MAUI, Hawaii – The water at Keālia Pond National Wildlife Refuge on the Hawaiian island of Maui has turned a bright pink color.
Videos and photos taken at the refuge show the rich pink color of the water, particularly in contrast to the green vegetation and blue waters of the Pacific Ocean.
Photographer Travis Morrin called the pink water "Pepto Bismol colored" in an Instagram post, where he shared photos of the pond.
The U.S. Fish and Wildlife Service staff at the refuge have kept a close eye on the pink water since Oct. 30. They said they have been working with the Hawaii State Department of Aquatic Resources and Department of Health to determine what is causing the water to turn pink.
According to USFWS, preliminary analysis of water samples showed the culprit is a single-celled organism called halobacteria. Halobacteria love salt and are found in bodies of water with high salinity.
Officials said the salinity in the Keālia Pond outlet is currently more than 70 parts per thousand, or twice the saltiness of seawater, which is allowing the halobacteria to thrive.
This high salinity may be the result of drought, said local officials.
According to NOAA and the National Integrated Drought Information System, the entire island of Maui is currently facing a drought, with the region that includes the Keālia Pond National Wildlife Refuge under extreme drought conditions, which is a Level 3 out of 4 on the U.S. Drought Monitor scale.

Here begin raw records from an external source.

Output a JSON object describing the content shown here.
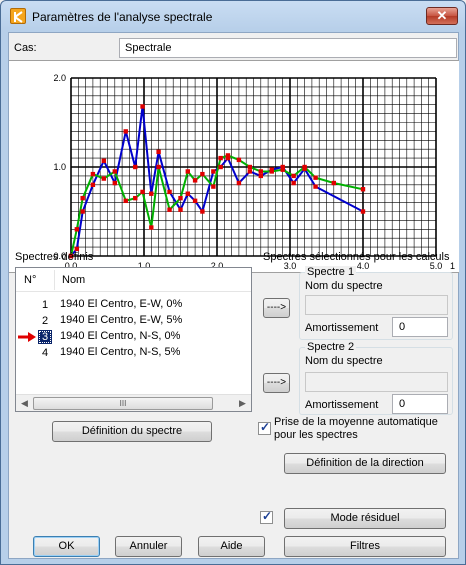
{
  "window": {
    "title": "Paramètres de l'analyse spectrale",
    "close_label": "✕"
  },
  "cas": {
    "label": "Cas:",
    "value": "Spectrale"
  },
  "chart_data": {
    "type": "line",
    "xlim": [
      0,
      5.0
    ],
    "ylim": [
      0,
      2.0
    ],
    "x_ticks": [
      "0.0",
      "1.0",
      "2.0",
      "3.0",
      "4.0",
      "5.0"
    ],
    "x_unit": "1",
    "y_ticks": [
      "0.0",
      "1.0",
      "2.0"
    ],
    "grid": true,
    "series": [
      {
        "color": "#0000cc",
        "points": [
          [
            0,
            0
          ],
          [
            0.08,
            0.08
          ],
          [
            0.16,
            0.5
          ],
          [
            0.3,
            0.8
          ],
          [
            0.45,
            1.07
          ],
          [
            0.6,
            0.82
          ],
          [
            0.75,
            1.4
          ],
          [
            0.88,
            1.0
          ],
          [
            0.98,
            1.68
          ],
          [
            1.1,
            0.7
          ],
          [
            1.2,
            1.17
          ],
          [
            1.35,
            0.72
          ],
          [
            1.5,
            0.52
          ],
          [
            1.6,
            0.7
          ],
          [
            1.7,
            0.62
          ],
          [
            1.8,
            0.5
          ],
          [
            1.95,
            0.95
          ],
          [
            2.05,
            1.0
          ],
          [
            2.15,
            1.1
          ],
          [
            2.3,
            0.82
          ],
          [
            2.45,
            0.95
          ],
          [
            2.6,
            0.9
          ],
          [
            2.75,
            0.97
          ],
          [
            2.9,
            1.0
          ],
          [
            3.05,
            0.82
          ],
          [
            3.2,
            0.98
          ],
          [
            3.35,
            0.78
          ],
          [
            4.0,
            0.5
          ]
        ]
      },
      {
        "color": "#00b000",
        "points": [
          [
            0,
            0
          ],
          [
            0.08,
            0.3
          ],
          [
            0.16,
            0.65
          ],
          [
            0.3,
            0.92
          ],
          [
            0.45,
            0.87
          ],
          [
            0.6,
            0.95
          ],
          [
            0.75,
            0.62
          ],
          [
            0.88,
            0.65
          ],
          [
            0.98,
            0.72
          ],
          [
            1.1,
            0.32
          ],
          [
            1.2,
            1.0
          ],
          [
            1.35,
            0.52
          ],
          [
            1.5,
            0.65
          ],
          [
            1.6,
            0.95
          ],
          [
            1.7,
            0.85
          ],
          [
            1.8,
            0.92
          ],
          [
            1.95,
            0.78
          ],
          [
            2.05,
            1.1
          ],
          [
            2.15,
            1.13
          ],
          [
            2.3,
            1.08
          ],
          [
            2.45,
            1.0
          ],
          [
            2.6,
            0.95
          ],
          [
            2.75,
            0.95
          ],
          [
            2.9,
            0.97
          ],
          [
            3.05,
            0.9
          ],
          [
            3.2,
            1.0
          ],
          [
            3.35,
            0.88
          ],
          [
            3.6,
            0.82
          ],
          [
            4.0,
            0.75
          ]
        ]
      }
    ]
  },
  "spectres": {
    "title": "Spectres définis",
    "col_n": "N°",
    "col_nom": "Nom",
    "rows": [
      {
        "n": "1",
        "nom": "1940 El Centro, E-W, 0%"
      },
      {
        "n": "2",
        "nom": "1940 El Centro, E-W, 5%"
      },
      {
        "n": "3",
        "nom": "1940 El Centro, N-S, 0%"
      },
      {
        "n": "4",
        "nom": "1940 El Centro, N-S, 5%"
      }
    ],
    "scroll_left": "◀",
    "scroll_right": "▶",
    "scroll_grip": "III",
    "definition_button": "Définition du spectre"
  },
  "selected": {
    "title": "Spectres sélectionnés pour les calculs",
    "spectre1": {
      "title": "Spectre 1",
      "name_label": "Nom du spectre",
      "name_value": "",
      "amort_label": "Amortissement",
      "amort_value": "0",
      "arrow_label": "---->"
    },
    "spectre2": {
      "title": "Spectre 2",
      "name_label": "Nom du spectre",
      "name_value": "",
      "amort_label": "Amortissement",
      "amort_value": "0",
      "arrow_label": "---->"
    },
    "moyenne_label_line1": "Prise de la moyenne automatique",
    "moyenne_label_line2": "pour les spectres",
    "moyenne_checked": "✓"
  },
  "direction_button": "Définition de la direction",
  "residuel": {
    "checked": "✓",
    "button": "Mode résiduel"
  },
  "footer": {
    "ok": "OK",
    "annuler": "Annuler",
    "aide": "Aide",
    "filtres": "Filtres"
  }
}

Original article source: See it: Pond in Hawaii turns 'Pepto Bismol' pink and drought could be to blame